The expectation, in ray traced games at least, is that the new Ampere GPUs will make the out-going Turing generation look positively geriatric by comparison. Which isn’t going to be welcome news to anyone who spent $1,200 on an RTX 2080 Ti hoping for a little future-proofing from their sizeable silicon investment.
This is going to be one of the most interesting parts of the whole Nvidia Ampere release, how much the green team thinks it can charge for the new GeForce GPUs in the face of potentially increased AMD Radeon competition.
Turing’s range of graphics cards was almost priced with impunity as there was no significant competition from rivals, AMD. This time around, however, it’s going to be different. The lower, mid-tier cards from Nvidia have found an AMD Navi-based equivalent, with similar performance often at a more tempting price.
The promise of having AMD RDNA 2 cards, and the Big Navi GPU, set to find a home in high-end gaming PCs before the end of the year means that the red team should have cards capable of competing with the best that Nvidia can currently offer. At least that’s been the suggestion anyway.

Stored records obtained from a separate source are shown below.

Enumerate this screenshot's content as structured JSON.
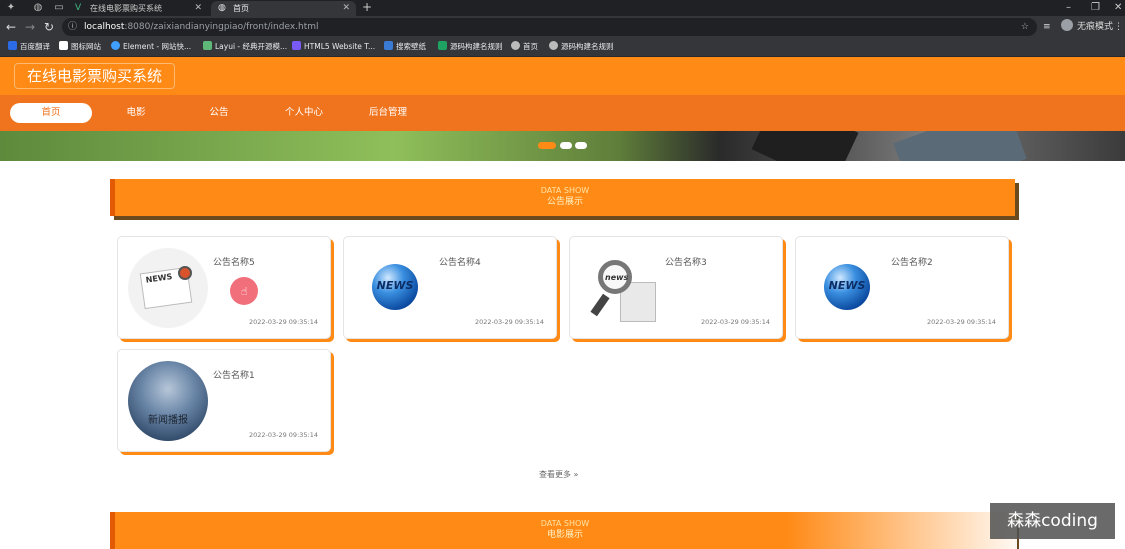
{
  "browser": {
    "tabs": [
      {
        "title": "在线电影票购买系统",
        "active": false
      },
      {
        "title": "首页",
        "active": true
      }
    ],
    "url_host": "localhost",
    "url_path": ":8080/zaixiandianyingpiao/front/index.html",
    "profile_label": "无痕模式",
    "bookmarks": [
      "百度翻译",
      "图标网站",
      "Element - 网站快...",
      "Layui - 经典开源模...",
      "HTML5 Website T...",
      "搜索壁纸",
      "源码构建名规则",
      "首页",
      "源码构建名规则"
    ]
  },
  "site": {
    "logo": "在线电影票购买系统",
    "nav": [
      "首页",
      "电影",
      "公告",
      "个人中心",
      "后台管理"
    ],
    "active_nav": "首页"
  },
  "notice_section": {
    "en": "DATA SHOW",
    "zh": "公告展示"
  },
  "notices": [
    {
      "title": "公告名称5",
      "date": "2022-03-29 09:35:14",
      "thumb": "newspaper-icon"
    },
    {
      "title": "公告名称4",
      "date": "2022-03-29 09:35:14",
      "thumb": "news-globe-icon"
    },
    {
      "title": "公告名称3",
      "date": "2022-03-29 09:35:14",
      "thumb": "magnifier-news-icon"
    },
    {
      "title": "公告名称2",
      "date": "2022-03-29 09:35:14",
      "thumb": "news-globe-icon"
    },
    {
      "title": "公告名称1",
      "date": "2022-03-29 09:35:14",
      "thumb": "news-sky-image",
      "thumb_text": "新闻播报"
    }
  ],
  "thumb_labels": {
    "newspaper": "NEWS",
    "globe": "NEWS",
    "magnifier": "news"
  },
  "more_label": "查看更多",
  "movie_section": {
    "en": "DATA SHOW",
    "zh": "电影展示"
  },
  "watermark": "森森coding",
  "colors": {
    "primary": "#ff8a16",
    "nav": "#f0741e",
    "shadow": "#6b4a1e"
  }
}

Whether AMD will release cards able to take on the existing GPU king, the RTX 2080 Ti, is one thing, but whether that competitive performance will carry on to the Ampere generation will likely dictate how much Nvidia feels it can charge for the new gaming cards. If Nvidia’s next-gen GPUs are going to have to fight it out on a more level playing field then chances are it’s going to have to be more aggressive, because we know from past experience that AMD will be. But then again, with an RTX 3090 reportedly on the loose, maybe comparative price isn’t being taken into consideration.
You only have to look at the ‘jebaiting’ that went on with the RX 5000-series cards last year to see what shenanigans the Radeon red team will happily engage in to gain an advantage over the GeForce green team.
But if the top-end of the Ampere is able to make the RTX 2080 Ti look like a mid-range card of yesteryear when it comes to gaming then we could see the continued high pricing of graphics cards. Especially when the cooler is rumoured to set Nvidia back $150 alone.
The third option is that even if there is more competition prices remain sky-high. If AMD decides to match Nvidia tier-for-tier in terms of price then we’re going to have to choose whether we want to spend $1,500 for an RTX 3090 or $1,200 for an RX 6900 XTX.